= Beginning of Section =

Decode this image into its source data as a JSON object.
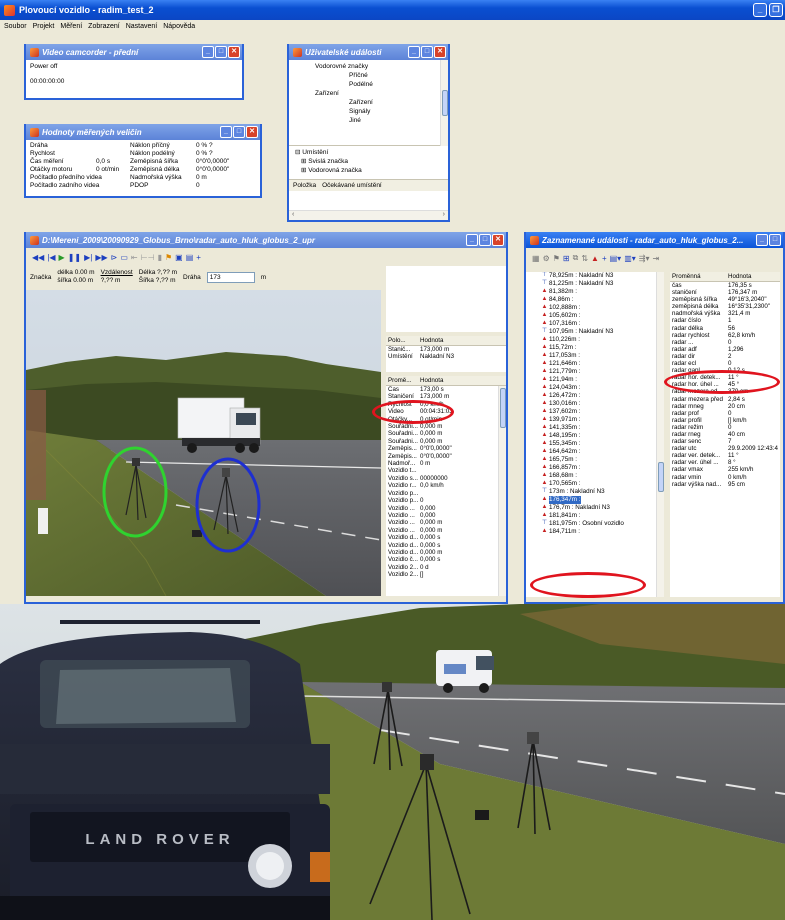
{
  "app": {
    "title": "Plovoucí vozidlo - radim_test_2",
    "menu": [
      "Soubor",
      "Projekt",
      "Měření",
      "Zobrazení",
      "Nastavení",
      "Nápověda"
    ]
  },
  "camcorder": {
    "title": "Video camcorder - přední",
    "status": "Power off",
    "time": "00:00:00:00"
  },
  "user_events": {
    "title": "Uživatelské události",
    "tree": [
      {
        "label": "Vodorovné značky",
        "level": 1
      },
      {
        "label": "Příčné",
        "level": 2
      },
      {
        "label": "Podélné",
        "level": 2
      },
      {
        "label": "Zařízení",
        "level": 1
      },
      {
        "label": "Zařízení",
        "level": 2
      },
      {
        "label": "Signály",
        "level": 2
      },
      {
        "label": "Jiné",
        "level": 2
      }
    ],
    "placement_tree": [
      "Umístění",
      "Svislá značka",
      "Vodorovná značka"
    ],
    "columns": [
      "Položka",
      "Očekávané umístění"
    ]
  },
  "measured_values": {
    "title": "Hodnoty měřených veličin",
    "rows": [
      [
        "Dráha",
        "",
        "Náklon příčný",
        "0 % ?"
      ],
      [
        "Rychlost",
        "",
        "Náklon podélný",
        "0 % ?"
      ],
      [
        "Čas měření",
        "0,0 s",
        "Zeměpisná šířka",
        "0°0'0,0000\""
      ],
      [
        "Otáčky motoru",
        "0 ot/min",
        "Zeměpisná délka",
        "0°0'0,0000\""
      ],
      [
        "Počítadlo předního videa",
        "",
        "Nadmořská výška",
        "0 m"
      ],
      [
        "Počítadlo zadního videa",
        "",
        "PDOP",
        "0"
      ]
    ]
  },
  "video_window": {
    "title": "D:\\Mereni_2009\\20090929_Globus_Brno\\radar_auto_hluk_globus_2_upr",
    "controls": {
      "znacka": "Značka",
      "delka_label": "délka",
      "delka_value": "0.00 m",
      "sirka_label": "šířka",
      "sirka_value": "0.00 m",
      "vzdalenost_label": "Vzdálenost",
      "vzdalenost_value": "?,?? m",
      "delka2_label": "Délka",
      "delka2_value": "?,?? m",
      "sirka2_label": "Šířka",
      "sirka2_value": "?,?? m",
      "draha_label": "Dráha",
      "draha_value": "173",
      "draha_unit": "m"
    },
    "position_grid": {
      "headers": [
        "Polo...",
        "Hodnota"
      ],
      "rows": [
        [
          "Stanič...",
          "173,000 m"
        ],
        [
          "Umístění",
          "Nakladní N3"
        ]
      ]
    },
    "value_grid": {
      "headers": [
        "Promě...",
        "Hodnota"
      ],
      "rows": [
        [
          "Čas",
          "173,00 s"
        ],
        [
          "Staničení",
          "173,000 m"
        ],
        [
          "Rychlost",
          "0,0 km/h"
        ],
        [
          "Video",
          "00:04:31:03"
        ],
        [
          "Otáčky...",
          "0 ot/min"
        ],
        [
          "Souřadni...",
          "0,000 m"
        ],
        [
          "Souřadni...",
          "0,000 m"
        ],
        [
          "Souřadni...",
          "0,000 m"
        ],
        [
          "Zeměpis...",
          "0°0'0,0000\""
        ],
        [
          "Zeměpis...",
          "0°0'0,0000\""
        ],
        [
          "Nadmoř...",
          "0 m"
        ],
        [
          "Vozidlo t...",
          ""
        ],
        [
          "Vozidlo s...",
          "00000000"
        ],
        [
          "Vozidlo r...",
          "0,0 km/h"
        ],
        [
          "Vozidlo p...",
          ""
        ],
        [
          "Vozidlo p...",
          "0"
        ],
        [
          "Vozidlo ...",
          "0,000"
        ],
        [
          "Vozidlo ...",
          "0,000"
        ],
        [
          "Vozidlo ...",
          "0,000 m"
        ],
        [
          "Vozidlo ...",
          "0,000 m"
        ],
        [
          "Vozidlo d...",
          "0,000 s"
        ],
        [
          "Vozidlo d...",
          "0,000 s"
        ],
        [
          "Vozidlo d...",
          "0,000 m"
        ],
        [
          "Vozidlo č...",
          "0,000 s"
        ],
        [
          "Vozidlo 2...",
          "0 d"
        ],
        [
          "Vozidlo 2...",
          "[]"
        ]
      ]
    }
  },
  "recorded_events": {
    "title": "Zaznamenané události - radar_auto_hluk_globus_2...",
    "list": [
      {
        "text": "78,925m : Nakladní N3",
        "icon": "sign"
      },
      {
        "text": "81,225m : Nakladní N3",
        "icon": "sign"
      },
      {
        "text": "81,382m :",
        "icon": "car"
      },
      {
        "text": "84,86m :",
        "icon": "car"
      },
      {
        "text": "102,888m :",
        "icon": "car"
      },
      {
        "text": "105,602m :",
        "icon": "car"
      },
      {
        "text": "107,316m :",
        "icon": "car"
      },
      {
        "text": "107,95m : Nakladní N3",
        "icon": "sign"
      },
      {
        "text": "110,226m :",
        "icon": "car"
      },
      {
        "text": "115,72m :",
        "icon": "car"
      },
      {
        "text": "117,053m :",
        "icon": "car"
      },
      {
        "text": "121,646m :",
        "icon": "car"
      },
      {
        "text": "121,779m :",
        "icon": "car"
      },
      {
        "text": "121,94m :",
        "icon": "car"
      },
      {
        "text": "124,043m :",
        "icon": "car"
      },
      {
        "text": "126,472m :",
        "icon": "car"
      },
      {
        "text": "130,016m :",
        "icon": "car"
      },
      {
        "text": "137,602m :",
        "icon": "car"
      },
      {
        "text": "139,971m :",
        "icon": "car"
      },
      {
        "text": "141,335m :",
        "icon": "car"
      },
      {
        "text": "148,195m :",
        "icon": "car"
      },
      {
        "text": "155,345m :",
        "icon": "car"
      },
      {
        "text": "164,642m :",
        "icon": "car"
      },
      {
        "text": "165,75m :",
        "icon": "car"
      },
      {
        "text": "166,857m :",
        "icon": "car"
      },
      {
        "text": "168,68m :",
        "icon": "car"
      },
      {
        "text": "170,565m :",
        "icon": "car"
      },
      {
        "text": "173m : Nakladní N3",
        "icon": "sign"
      },
      {
        "text": "176,347m :",
        "icon": "car",
        "selected": true
      },
      {
        "text": "176,7m : Nakladní N3",
        "icon": "car"
      },
      {
        "text": "181,841m :",
        "icon": "car"
      },
      {
        "text": "181,975m : Osobní vozidlo",
        "icon": "sign"
      },
      {
        "text": "184,711m :",
        "icon": "car"
      }
    ],
    "prop_headers": [
      "Proměnná",
      "Hodnota"
    ],
    "props": [
      [
        "čas",
        "176,35 s"
      ],
      [
        "staničení",
        "176,347 m"
      ],
      [
        "zeměpisná šířka",
        "49°16'3,2040\""
      ],
      [
        "zeměpisná délka",
        "16°35'31,2300\""
      ],
      [
        "nadmořská výška",
        "321,4 m"
      ],
      [
        "radar číslo",
        "1"
      ],
      [
        "radar délka",
        "56"
      ],
      [
        "radar rychlost",
        "62,8 km/h"
      ],
      [
        "radar ...",
        "0"
      ],
      [
        "radar adf",
        "1,296"
      ],
      [
        "radar dir",
        "2"
      ],
      [
        "radar ecl",
        "0"
      ],
      [
        "radar gapl",
        "0,12 s"
      ],
      [
        "radar hor. detek...",
        "11 °"
      ],
      [
        "radar hor. úhel ...",
        "45 °"
      ],
      [
        "radar mezera od...",
        "370 cm"
      ],
      [
        "radar mezera před",
        "2,84 s"
      ],
      [
        "radar mneg",
        "20 cm"
      ],
      [
        "radar prof",
        "0"
      ],
      [
        "radar profil",
        "[] km/h"
      ],
      [
        "radar režim",
        "0"
      ],
      [
        "radar rneg",
        "40 cm"
      ],
      [
        "radar senc",
        "7"
      ],
      [
        "radar utc",
        "29.9.2009 12:43:4"
      ],
      [
        "radar ver. detek...",
        "11 °"
      ],
      [
        "radar ver. úhel ...",
        "8 °"
      ],
      [
        "radar vmax",
        "255 km/h"
      ],
      [
        "radar vmin",
        "0 km/h"
      ],
      [
        "radar výška nad...",
        "95 cm"
      ]
    ]
  },
  "photo": {
    "vehicle_brand": "LAND ROVER"
  },
  "colors": {
    "highlight_ellipse": "#e0141e",
    "green_ring": "#2fd32f",
    "blue_ring": "#1e2fd0",
    "titlebar": "#0b54d8"
  }
}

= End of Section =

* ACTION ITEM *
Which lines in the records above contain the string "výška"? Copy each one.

* RESPONSE TO THIS TASK *
        "Nadmořská výška",
        "nadmořská výška",
        "radar výška nad...",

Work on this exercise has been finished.